Tattoo of the Week

Amy Johnson

Often times tattoos embody a cherished memory and serve as an eternal reminder of a loved one or life-changing event.

Student Dionte Neal uses body art as a way to remember an important promise and for entertainment purposes.

Aug. 26, 2009 marked the start of Neal’s venture into ink. Along with a yin-yang symbol on his chest, he designed a fishing pole for his right bicep to commemorate a promise made by his late grandfather, Alphonso Nelson.

Nelson assured Neal they would spend quality time and take a fishing trip together.

“My whole life he had promised me that he would take me fishing. Sadly, he died last summer of a heart attack before he could carry out his promise,” Neal said.

“The fishing pole is a great reminder of him,” Neal said. “And it honors the promise he didn’t get the opportunity to keep.”

Exactly one year later, on Aug. 26, 2010, Neal returned to the tattoo parlor and got another memorable piece of art.

Now famous around the Oak Street dorms, Neal’s “mowing man” tattoo depicts a stick figure pushing a lawn mower south into his pelvic region.

“This one’s for pure humor and self-entertainment,” Neal said. “It’s always going to be funny, and I’m always going to laugh when I look at it.”

Neal has begun a tattooing tradition.
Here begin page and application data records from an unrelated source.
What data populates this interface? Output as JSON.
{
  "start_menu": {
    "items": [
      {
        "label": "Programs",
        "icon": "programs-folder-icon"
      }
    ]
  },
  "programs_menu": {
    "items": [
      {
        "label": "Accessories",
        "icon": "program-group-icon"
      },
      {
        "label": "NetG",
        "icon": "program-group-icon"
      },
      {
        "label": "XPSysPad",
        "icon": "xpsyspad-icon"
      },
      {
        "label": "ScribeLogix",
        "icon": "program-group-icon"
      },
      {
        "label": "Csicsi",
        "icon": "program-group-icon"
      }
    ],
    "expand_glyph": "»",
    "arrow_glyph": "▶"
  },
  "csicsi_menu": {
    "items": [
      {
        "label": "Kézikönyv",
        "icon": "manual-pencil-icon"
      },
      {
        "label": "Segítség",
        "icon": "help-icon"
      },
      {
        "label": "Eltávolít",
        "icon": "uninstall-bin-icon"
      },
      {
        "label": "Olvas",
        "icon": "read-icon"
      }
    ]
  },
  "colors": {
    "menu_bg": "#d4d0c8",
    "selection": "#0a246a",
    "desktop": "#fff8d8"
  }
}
Every year on Aug. 26, he plans to dedicate more of his body to permanent art. Along with the recent “mowing man,” Neal inked an earth onto his chest and a drum on his back with his girlfriend’s initials.

While he admits the addition of his girlfriend’s initials may have been a fleeting choice, his plans to continue adding tattoos to his collection aren’t faltering yet.
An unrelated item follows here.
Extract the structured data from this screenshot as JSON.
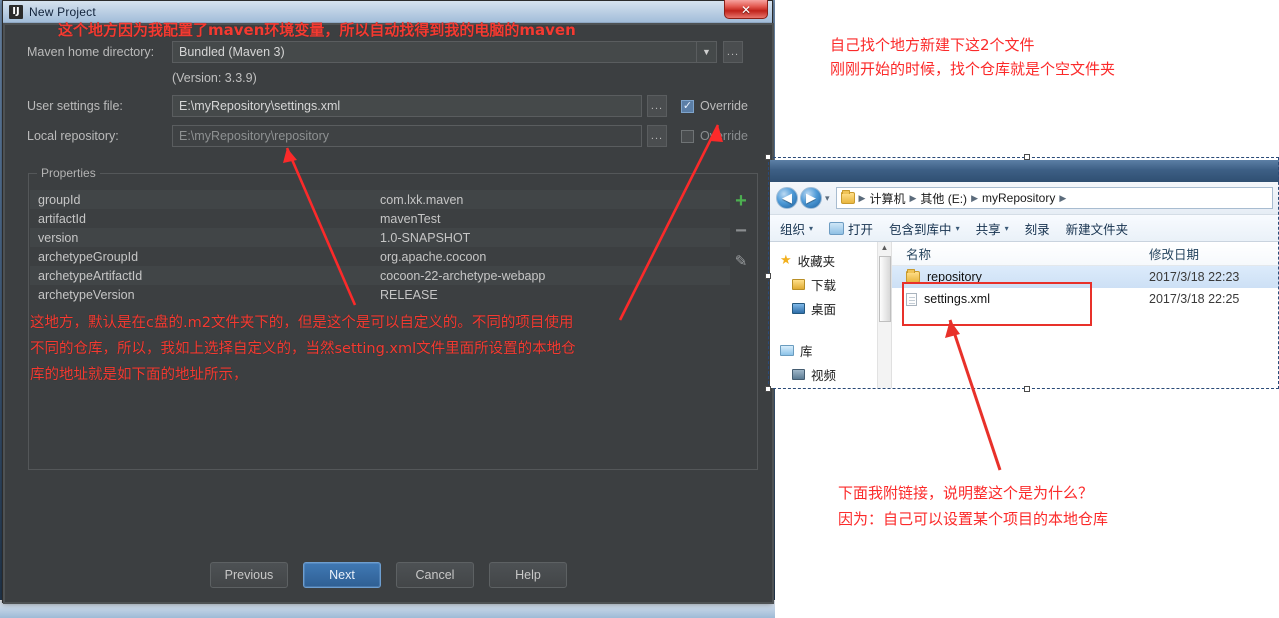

“Next year, on the 26th, I’ll get four more.” Neal assures.

“Even when I’m old and it blurs into a little black pile of ink on my skin, I’m still going to laugh when I look down at it,” Neal said. “Not only that, anytime I show someone that tattoo they’re going to die of laughter, too, so it’s worth it.”